Horses are built to move. These powerful grazing herbivores are not adapted to a sedentary lifestyle. While most tolerate periods of time spent in a barn, horses (and people!) are healthier and happier with consistent exercise.
To remedy this, we have to work both his mind and his body: to harness the feedback loop between the two in a positive way. When an animal has physical discomfort, it triggers a mental reaction; but when the mind is tense, the body will follow. To break the cycle, we alternate between exercises that relax and challenge both mind and body. And both have improved greatly in the last several months.
We started a new challenge: poles in a grid.
I started with three wooden rails on the ground spaced four-and-a-half feet apart. Sam followed me through at the walk, the trot, and then without even a rope between us. I raised alternating ends of the three rails about 9 inches of the ground and repeated the process. I returned the first and third rail to the ground and then elevated the center rail on both ends. And finally, I raised the center rail to 15 inches.
I did not have him trot over the rail at this height. Though Sam is becoming more fit by the day, training (or retraining) a horse is a marathon and not a sprint. Continued progress is important. The worst outcome would be to overextend him physically or mentally. Besides, I was exhausted. I may have been picking arena sand out of my teeth if I had attempted a running start.

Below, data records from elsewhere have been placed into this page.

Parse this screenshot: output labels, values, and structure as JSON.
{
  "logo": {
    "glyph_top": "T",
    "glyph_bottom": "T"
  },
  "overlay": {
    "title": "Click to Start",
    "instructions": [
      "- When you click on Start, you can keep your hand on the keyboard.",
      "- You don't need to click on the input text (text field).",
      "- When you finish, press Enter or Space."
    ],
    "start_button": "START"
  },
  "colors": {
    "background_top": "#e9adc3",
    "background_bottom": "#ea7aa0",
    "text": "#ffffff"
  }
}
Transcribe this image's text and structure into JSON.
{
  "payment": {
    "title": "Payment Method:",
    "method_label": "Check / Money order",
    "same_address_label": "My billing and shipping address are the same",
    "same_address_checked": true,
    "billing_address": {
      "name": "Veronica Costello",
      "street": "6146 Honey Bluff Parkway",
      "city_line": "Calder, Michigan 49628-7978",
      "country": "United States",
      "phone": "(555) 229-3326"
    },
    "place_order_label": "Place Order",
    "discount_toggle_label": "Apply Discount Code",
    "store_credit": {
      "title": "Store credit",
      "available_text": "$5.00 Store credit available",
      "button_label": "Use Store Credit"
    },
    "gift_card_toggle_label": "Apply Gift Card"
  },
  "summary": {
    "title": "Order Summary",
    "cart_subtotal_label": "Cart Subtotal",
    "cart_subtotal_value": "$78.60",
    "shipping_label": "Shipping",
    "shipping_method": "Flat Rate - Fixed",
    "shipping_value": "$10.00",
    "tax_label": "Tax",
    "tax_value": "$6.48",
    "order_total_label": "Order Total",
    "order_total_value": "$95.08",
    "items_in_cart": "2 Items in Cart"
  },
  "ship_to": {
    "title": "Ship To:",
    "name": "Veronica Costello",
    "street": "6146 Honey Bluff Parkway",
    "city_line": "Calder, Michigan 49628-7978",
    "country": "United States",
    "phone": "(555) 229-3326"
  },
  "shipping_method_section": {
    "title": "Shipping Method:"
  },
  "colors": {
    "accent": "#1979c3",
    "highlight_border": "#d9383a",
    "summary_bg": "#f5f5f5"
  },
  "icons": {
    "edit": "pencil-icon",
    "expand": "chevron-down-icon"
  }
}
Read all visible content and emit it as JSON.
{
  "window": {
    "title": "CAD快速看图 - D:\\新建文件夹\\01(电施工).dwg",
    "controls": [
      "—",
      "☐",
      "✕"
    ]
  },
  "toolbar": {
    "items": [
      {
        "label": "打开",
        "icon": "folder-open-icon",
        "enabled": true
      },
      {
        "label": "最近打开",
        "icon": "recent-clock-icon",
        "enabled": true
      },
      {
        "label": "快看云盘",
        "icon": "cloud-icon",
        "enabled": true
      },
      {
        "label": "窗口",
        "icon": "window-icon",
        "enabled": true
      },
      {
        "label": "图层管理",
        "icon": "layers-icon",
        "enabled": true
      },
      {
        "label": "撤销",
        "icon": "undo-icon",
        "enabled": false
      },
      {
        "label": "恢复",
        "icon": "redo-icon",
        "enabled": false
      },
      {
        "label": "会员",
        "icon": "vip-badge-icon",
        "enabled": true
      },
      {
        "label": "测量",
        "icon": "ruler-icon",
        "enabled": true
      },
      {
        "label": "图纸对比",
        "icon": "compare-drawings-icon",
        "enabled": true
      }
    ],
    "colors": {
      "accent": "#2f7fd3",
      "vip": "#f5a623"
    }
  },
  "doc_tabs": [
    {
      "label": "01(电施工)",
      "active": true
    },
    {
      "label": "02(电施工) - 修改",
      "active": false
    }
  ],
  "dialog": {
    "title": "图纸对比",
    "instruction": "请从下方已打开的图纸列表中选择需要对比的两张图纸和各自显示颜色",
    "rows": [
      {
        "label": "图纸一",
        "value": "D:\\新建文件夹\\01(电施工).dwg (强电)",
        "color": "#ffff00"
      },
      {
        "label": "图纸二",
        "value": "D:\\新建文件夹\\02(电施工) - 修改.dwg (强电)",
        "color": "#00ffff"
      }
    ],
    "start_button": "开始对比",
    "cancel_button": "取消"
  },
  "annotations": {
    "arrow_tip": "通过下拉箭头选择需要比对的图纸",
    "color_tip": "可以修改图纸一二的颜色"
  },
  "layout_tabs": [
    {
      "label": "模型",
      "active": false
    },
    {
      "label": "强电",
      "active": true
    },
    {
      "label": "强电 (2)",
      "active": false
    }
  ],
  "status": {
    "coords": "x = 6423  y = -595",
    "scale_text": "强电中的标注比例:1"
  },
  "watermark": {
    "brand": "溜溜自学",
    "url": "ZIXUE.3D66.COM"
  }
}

Consider incorporating in-hand grids into your training. The exercise is good for your horse’s mind and body, and yours too!